The launch of the book was an intimate affair, taking place at Bacaro – an Italian restaurant just down the road from the pair’s flat, which they frequently visit to indulge in a bowl of pasta.

Here, in his own words, Arner tells us more about Duane.

“Last spring, I had this idea to make a book about Claire. The original plan was to include lots of iPhone shots I took of her, which I’ve since edited out, as I think capturing her on film was the most special part.

“I’ve always loved this idea of a muse as a subject that is constantly photographed over a long period of time. I made a book recently with The Society Archive and Friend Editions called 1999, which featured a guy called Izaake, who was photographed over the span of two years. I think there’s something incredibly special about documenting a person as they grow in different environments. It’s about putting out personal work which is full of the things which matter the most to me.

“I love the in-between moments of people in their own spaces. New York is a great backdrop to take photographs; Claire and I live downtown in the Lower East Side, so there’s always a lot of character down here. There’s also a lot of photos taken in LA, which has its own golden light and differs hugely from the light belonging to New York.

“There are also a few pictures of Claire when she came to visit my family in Georgia. There’s one photo in the book where Claire is standing in front of this wallpaper that’s been in my parents’ home since the 1980s. They’ve lived there since 1998, but that was the one wall they never changed. Having her stand there in a red sweater and posing by the wall was really sentimental to me because it’s two different parts of my life coming together. That’s the wall I stared at while having breakfast when I was six years old.

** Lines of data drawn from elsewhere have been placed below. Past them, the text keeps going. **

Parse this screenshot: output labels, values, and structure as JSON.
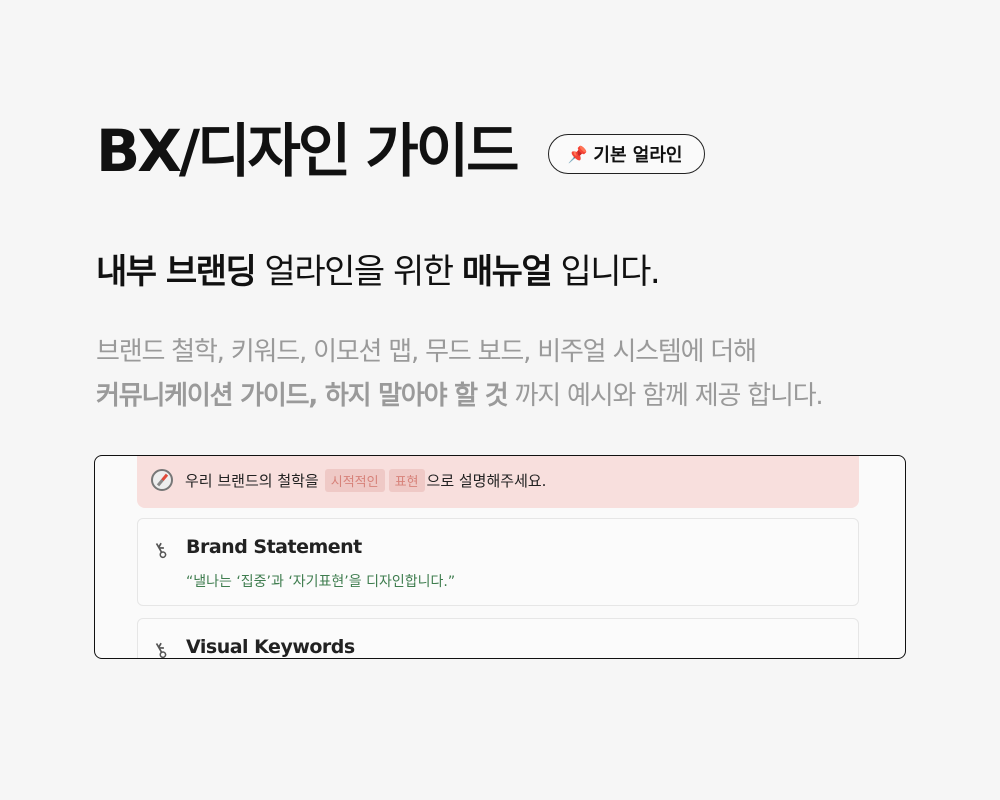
{
  "header": {
    "title": "BX/디자인 가이드",
    "badge": {
      "icon": "pushpin-icon",
      "label": "기본 얼라인"
    }
  },
  "headline": {
    "part1": "내부 브랜딩",
    "part2": " 얼라인을 위한 ",
    "part3": "매뉴얼",
    "part4": " 입니다."
  },
  "description": {
    "line1": "브랜드 철학, 키워드, 이모션 맵, 무드 보드, 비주얼 시스템에 더해",
    "line2_bold": "커뮤니케이션 가이드, 하지 말아야 할 것",
    "line2_rest": " 까지 예시와 함께 제공 합니다."
  },
  "preview": {
    "callout": {
      "icon": "compass-icon",
      "text_before": "우리 브랜드의 철학을",
      "tag1": "시적적인",
      "tag2": "표현",
      "text_after": "으로 설명해주세요."
    },
    "cards": [
      {
        "icon": "key-icon",
        "title": "Brand Statement",
        "quote": "“낼나는 ‘집중’과 ‘자기표현’을 디자인합니다.”"
      },
      {
        "icon": "key-icon",
        "title": "Visual Keywords"
      }
    ]
  },
  "colors": {
    "background": "#f6f6f6",
    "callout": "#f8dfdd",
    "quote": "#3f7d4f"
  }
}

Duane begins with Claire as a girl, and ends with her as a woman – I definitely noticed this transition in her eyes. You might also spot that her tooth is also missing throughout a lot of these photos, which was actually a big motivation for putting this book out; the narrative begins when Claire still had her tooth, and then she loses said tooth halfway through. She’s actually getting a new one next month – so who knows, maybe that will be the story belonging to the next book!” 

Duane by Cobey Arner is published by Friend Editions and is out now.